After Fall Of Kunduz, Russia Tries To Shore Up Defenses In Central Asia
After the Taliban took over the city of Kunduz in northern Afghanistan, Russia has responded by taking a number of measures aimed at shoring up security in the region, strengthening both their own and partner armed forces.
Taliban forces seized Kunduz at the end of September, marking the first time the group has controlled a major city since being driven out of power in 2001. Afghan government forces retook the town days later, but the episode nevertheless highlighted the deteriorating security situation in the northern part of the country.
While the Taliban's goals still appear limited to Afghanistan's borders, their growing strength in the region has worried Tajikistan, Uzbekistan, and Turkmenistan, which lie just over Afghanistan's northern border. And Russia, in spite of already being militarily engaged on multiple fronts, is trying to increase its engagement in Central Asia, as well.
First, Russia announced that it would bolster its military base in Tajikistan with a new air group and additional Mi-24P attack and Mi-8 MTV transport helicopters. (This announcement, incidentally, let us learn a little more about the murky situation around the Ayni air force base outside the capital of Dushanbe. Russia has reportedly been trying to gain control of the base, but this week the Tajikistan's Ministry of Defense issued a statement clarifying that they owned the base and were merely allowing Russia to use it.)

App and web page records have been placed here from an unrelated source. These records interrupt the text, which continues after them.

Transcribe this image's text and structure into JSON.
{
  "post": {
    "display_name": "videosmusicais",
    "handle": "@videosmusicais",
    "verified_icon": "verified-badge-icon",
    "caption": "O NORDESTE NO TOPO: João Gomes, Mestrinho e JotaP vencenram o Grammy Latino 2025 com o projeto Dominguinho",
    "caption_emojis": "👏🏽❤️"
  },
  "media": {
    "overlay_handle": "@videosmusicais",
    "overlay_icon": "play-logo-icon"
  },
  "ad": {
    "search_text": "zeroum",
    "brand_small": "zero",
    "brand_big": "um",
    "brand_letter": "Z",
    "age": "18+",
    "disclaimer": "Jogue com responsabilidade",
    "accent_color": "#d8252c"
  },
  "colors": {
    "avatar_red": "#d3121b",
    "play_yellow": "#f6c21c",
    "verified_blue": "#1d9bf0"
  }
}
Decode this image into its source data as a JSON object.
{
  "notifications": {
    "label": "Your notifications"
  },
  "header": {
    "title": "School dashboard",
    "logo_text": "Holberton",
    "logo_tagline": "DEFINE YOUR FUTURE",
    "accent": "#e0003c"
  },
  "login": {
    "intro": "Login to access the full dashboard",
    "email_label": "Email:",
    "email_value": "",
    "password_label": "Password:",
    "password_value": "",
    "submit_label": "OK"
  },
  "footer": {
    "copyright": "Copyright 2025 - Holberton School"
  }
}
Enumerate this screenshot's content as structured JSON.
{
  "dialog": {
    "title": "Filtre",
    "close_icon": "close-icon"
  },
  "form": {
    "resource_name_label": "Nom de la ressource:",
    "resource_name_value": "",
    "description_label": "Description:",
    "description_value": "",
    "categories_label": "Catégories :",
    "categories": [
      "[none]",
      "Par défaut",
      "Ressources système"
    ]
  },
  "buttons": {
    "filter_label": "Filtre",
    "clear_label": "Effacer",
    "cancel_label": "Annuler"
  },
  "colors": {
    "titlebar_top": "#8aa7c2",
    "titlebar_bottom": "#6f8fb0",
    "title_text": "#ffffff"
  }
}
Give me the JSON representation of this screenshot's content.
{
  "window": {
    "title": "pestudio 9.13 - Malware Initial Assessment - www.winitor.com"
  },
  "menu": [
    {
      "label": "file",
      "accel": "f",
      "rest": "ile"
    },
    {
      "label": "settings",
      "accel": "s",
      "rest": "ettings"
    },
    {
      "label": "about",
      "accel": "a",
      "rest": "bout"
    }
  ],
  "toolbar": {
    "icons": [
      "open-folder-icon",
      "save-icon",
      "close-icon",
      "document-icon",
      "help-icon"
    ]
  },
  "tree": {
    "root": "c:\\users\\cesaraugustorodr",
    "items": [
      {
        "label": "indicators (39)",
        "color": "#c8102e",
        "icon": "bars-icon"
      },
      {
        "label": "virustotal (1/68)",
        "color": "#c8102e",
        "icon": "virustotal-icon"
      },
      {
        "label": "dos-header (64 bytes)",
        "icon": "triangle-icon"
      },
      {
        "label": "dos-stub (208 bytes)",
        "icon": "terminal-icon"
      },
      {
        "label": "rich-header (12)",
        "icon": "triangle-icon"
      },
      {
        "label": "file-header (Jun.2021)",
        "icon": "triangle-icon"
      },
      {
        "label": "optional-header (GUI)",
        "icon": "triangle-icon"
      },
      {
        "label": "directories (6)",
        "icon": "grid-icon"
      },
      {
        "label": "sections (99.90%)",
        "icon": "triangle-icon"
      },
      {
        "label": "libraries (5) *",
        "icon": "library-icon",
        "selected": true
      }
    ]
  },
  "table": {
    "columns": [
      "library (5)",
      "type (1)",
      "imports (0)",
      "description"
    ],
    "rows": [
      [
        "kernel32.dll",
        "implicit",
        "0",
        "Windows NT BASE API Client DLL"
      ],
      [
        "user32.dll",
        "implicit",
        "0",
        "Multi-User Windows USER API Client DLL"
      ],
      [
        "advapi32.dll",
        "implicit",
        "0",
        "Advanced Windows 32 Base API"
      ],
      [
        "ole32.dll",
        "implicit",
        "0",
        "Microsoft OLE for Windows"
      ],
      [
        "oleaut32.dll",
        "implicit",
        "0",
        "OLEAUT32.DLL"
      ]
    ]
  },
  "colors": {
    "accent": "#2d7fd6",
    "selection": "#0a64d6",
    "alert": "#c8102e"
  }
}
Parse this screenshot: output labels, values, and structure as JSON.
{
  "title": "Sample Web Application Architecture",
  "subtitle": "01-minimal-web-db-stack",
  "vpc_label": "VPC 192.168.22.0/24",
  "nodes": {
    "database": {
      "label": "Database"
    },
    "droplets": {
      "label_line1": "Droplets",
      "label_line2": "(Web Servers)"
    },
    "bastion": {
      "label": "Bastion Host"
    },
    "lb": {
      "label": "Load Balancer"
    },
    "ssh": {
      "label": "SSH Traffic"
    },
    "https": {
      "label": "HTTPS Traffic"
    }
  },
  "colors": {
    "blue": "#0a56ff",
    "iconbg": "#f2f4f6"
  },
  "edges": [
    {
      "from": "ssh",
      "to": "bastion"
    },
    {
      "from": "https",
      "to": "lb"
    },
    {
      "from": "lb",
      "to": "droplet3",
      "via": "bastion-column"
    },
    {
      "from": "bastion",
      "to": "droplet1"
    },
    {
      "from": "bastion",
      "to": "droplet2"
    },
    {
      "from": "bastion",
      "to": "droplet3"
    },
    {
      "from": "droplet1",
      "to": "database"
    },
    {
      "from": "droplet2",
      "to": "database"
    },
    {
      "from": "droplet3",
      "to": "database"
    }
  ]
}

Secondly, Russia said it was looking to sell Mi-35 attack helicopters to Afghanistan as part of ongoing security cooperation with Kabul. "Russia is already providing some assistance to the government forces of Afghanistan in strengthening their combat capability. I mean, first of all, the training of Afghan officers in our military academies. This process has not been stopped," said Zamir Kabulov, the Kremlin's special envoy for Afghanistan. "Not so long ago, a large batch of small arms and ammunition was supplied through the Russian Interior Ministry. And, looking ahead, I would say that Afghanistan will get additional assistance from the same source, in accordance with Russian president’s instructions... We hope to sign in October a contract with the Afghan side of the commercial supply of several Mi-35 attack helicopters."
Third, Abdul Rashid Dostum visited Moscow and met with officials including Defense Minister Sergey Shoigu. He was there in his official capacity as Afghanistan's vice president to discuss Russian military assistance, but Dostum also has been at the center of discussions by Russian and Uzbek officials about creating "buffer states" in northern Afghanistan to blunt the Taliban's possible influence on Central Asia and Russia. Was that on the table again? (Another interesting detail: Dostum, in his account of the meeting, referred to cooperation with Kazakhstan's Ministry of Defense and embassy in Kabul vis-a-vis repairs to helicopters and other military equipment.)
And finally, Russian officials are ramping up the rhetoric on the threat of Islamist spillover from Afghanistan. This isn't new, but comments by a senior Russian intelligence official this week included possibly the most explicit accusation so far that the U.S. is deliberately fomenting Islamism in the region as a means of weakening Russia. This is a discourse that has been present for some time in Russia, but it's rare to see it espoused by a senior official. At a conference in Moscow this week, Colonel General Igor Sergun, head of Russia's military intelligence agency, went there. RT reports:
“It seems like someone’s hand is pushing freshly trained ISIL fighters to mass along Afghanistan’s northern border. They don’t fight foreign or Afghan government troops,” Kabulov said.
He added that on several occasions Taliban groups that refused to join Islamic State were “set up” to be targeted by airstrikes.
“The Afghan Army practically has no aircraft. Only the Americans do. These details bring some very bad thoughts and concerns. We have to take them into account and draw conclusions accordingly,” he said.
Sergun said the US has a long-term goal of preventing stabilization in Central Asian countries and surrounding Russia and China with a network of regimes loyal to America and hotspots of tension.
To state the obvious, we're in uncharted waters here.
Joshua Kucera, a senior correspondent, is Eurasianet's former Turkey/Caucasus editor and has written for the site since 2007.